Imagine that you are the CEO of a mass media organization whose Twitter has just been hacked and was now posting 20 spam-filled tweets every second. You’ve just put yourselves in the shoes of Tim Armstrong, CEO of now-Verizon-subsidiary AOL.
The hackers responsible composed these tweets to include links, seemingly from the massive Chinese search engine Baidu, that directed to a fraudulent TMZ article that was actually an advertisement for a weight loss supplement. While this link was possibly intended to generate revenue for the hackers, it certainly generated plenty of amusement. Many observers tweeted online security advice to the CEO, “thanked” Armstrong for the recommendation, or poked fun at AOL’s precarious financial situation.
However, the first set of observers mentioned here make a good point--the CEO of an online media company should have implemented the security measures that could have potentially stopped this attack, and saved the company quite a bit of face. For example, Andrew Beaujon--senior editor of Washingtonian magazine--tweeted: “Looks like @timarmstrongaol should consider two-factor authentication on his Twitter account!”
Beaujon is absolutely right, too. Two-factor authentication is a simple method of preventing unauthorized and/or maliciously-motivated individuals from accessing online accounts that you (or your business) hold.
Armstrong’s Twitter has since been deactivated, although it is uncertain whether it was by Armstrong or by Twitter itself.
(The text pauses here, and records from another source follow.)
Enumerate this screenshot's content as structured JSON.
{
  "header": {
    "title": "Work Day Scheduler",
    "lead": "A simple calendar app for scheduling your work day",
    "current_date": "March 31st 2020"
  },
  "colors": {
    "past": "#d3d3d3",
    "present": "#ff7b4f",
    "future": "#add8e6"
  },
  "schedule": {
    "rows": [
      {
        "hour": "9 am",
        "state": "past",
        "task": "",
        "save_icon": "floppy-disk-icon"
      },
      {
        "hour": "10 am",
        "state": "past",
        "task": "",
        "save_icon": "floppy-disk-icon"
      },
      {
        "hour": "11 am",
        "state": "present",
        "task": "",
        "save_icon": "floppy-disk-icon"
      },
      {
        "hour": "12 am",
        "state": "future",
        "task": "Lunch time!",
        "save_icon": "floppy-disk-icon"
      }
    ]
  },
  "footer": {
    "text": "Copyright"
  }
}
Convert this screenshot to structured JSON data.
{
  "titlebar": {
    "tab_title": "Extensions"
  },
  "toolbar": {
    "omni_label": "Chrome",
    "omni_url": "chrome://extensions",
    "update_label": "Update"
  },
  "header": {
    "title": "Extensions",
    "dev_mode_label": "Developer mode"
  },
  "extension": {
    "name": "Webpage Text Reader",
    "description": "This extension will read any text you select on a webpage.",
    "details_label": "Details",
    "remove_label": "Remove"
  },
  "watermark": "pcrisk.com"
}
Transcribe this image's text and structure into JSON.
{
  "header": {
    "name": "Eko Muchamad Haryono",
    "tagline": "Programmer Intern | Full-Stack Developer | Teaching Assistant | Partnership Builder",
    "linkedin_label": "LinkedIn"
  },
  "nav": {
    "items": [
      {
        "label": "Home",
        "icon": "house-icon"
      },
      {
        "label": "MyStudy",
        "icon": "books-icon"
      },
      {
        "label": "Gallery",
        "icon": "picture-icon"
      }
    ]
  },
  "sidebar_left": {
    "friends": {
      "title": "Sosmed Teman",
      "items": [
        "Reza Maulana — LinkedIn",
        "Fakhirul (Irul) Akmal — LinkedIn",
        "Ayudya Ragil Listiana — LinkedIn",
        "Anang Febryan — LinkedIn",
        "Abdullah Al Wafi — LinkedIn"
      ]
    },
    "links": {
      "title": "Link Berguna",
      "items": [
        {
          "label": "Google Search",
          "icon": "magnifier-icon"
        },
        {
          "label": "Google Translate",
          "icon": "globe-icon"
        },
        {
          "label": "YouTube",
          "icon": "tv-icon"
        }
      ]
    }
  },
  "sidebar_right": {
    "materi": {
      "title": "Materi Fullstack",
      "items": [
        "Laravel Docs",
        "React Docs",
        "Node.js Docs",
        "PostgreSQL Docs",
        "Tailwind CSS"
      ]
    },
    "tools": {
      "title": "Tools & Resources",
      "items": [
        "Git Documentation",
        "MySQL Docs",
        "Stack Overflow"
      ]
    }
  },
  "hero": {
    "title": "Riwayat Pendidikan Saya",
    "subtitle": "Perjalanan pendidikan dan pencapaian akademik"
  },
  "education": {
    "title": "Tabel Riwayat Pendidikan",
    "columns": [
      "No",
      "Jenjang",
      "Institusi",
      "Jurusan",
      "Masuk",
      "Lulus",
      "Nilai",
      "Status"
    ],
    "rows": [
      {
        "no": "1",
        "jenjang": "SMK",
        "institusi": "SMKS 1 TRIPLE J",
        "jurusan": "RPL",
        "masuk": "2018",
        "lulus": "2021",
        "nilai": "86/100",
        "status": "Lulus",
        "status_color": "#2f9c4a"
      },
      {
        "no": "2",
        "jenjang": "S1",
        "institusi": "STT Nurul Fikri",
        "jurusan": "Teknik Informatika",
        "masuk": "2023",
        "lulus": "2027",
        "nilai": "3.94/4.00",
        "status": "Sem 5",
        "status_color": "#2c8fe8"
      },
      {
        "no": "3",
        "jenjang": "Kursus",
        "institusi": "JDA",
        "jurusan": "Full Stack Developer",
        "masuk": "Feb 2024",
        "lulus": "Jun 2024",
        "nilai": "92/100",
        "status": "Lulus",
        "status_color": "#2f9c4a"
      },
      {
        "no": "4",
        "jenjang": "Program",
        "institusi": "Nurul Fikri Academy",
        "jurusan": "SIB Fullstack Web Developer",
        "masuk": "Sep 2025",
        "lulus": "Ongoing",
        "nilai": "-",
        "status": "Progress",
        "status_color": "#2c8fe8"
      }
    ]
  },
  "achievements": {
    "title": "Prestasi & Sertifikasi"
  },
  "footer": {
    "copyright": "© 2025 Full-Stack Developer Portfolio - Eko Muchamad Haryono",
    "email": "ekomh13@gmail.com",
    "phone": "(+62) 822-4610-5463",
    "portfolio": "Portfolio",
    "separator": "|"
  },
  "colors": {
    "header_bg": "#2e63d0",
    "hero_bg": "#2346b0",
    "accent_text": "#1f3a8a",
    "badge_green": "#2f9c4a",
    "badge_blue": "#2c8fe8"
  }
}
Maybe next time he sets up an account, Armstrong will take some of the suggestions that were tweeted, to heart.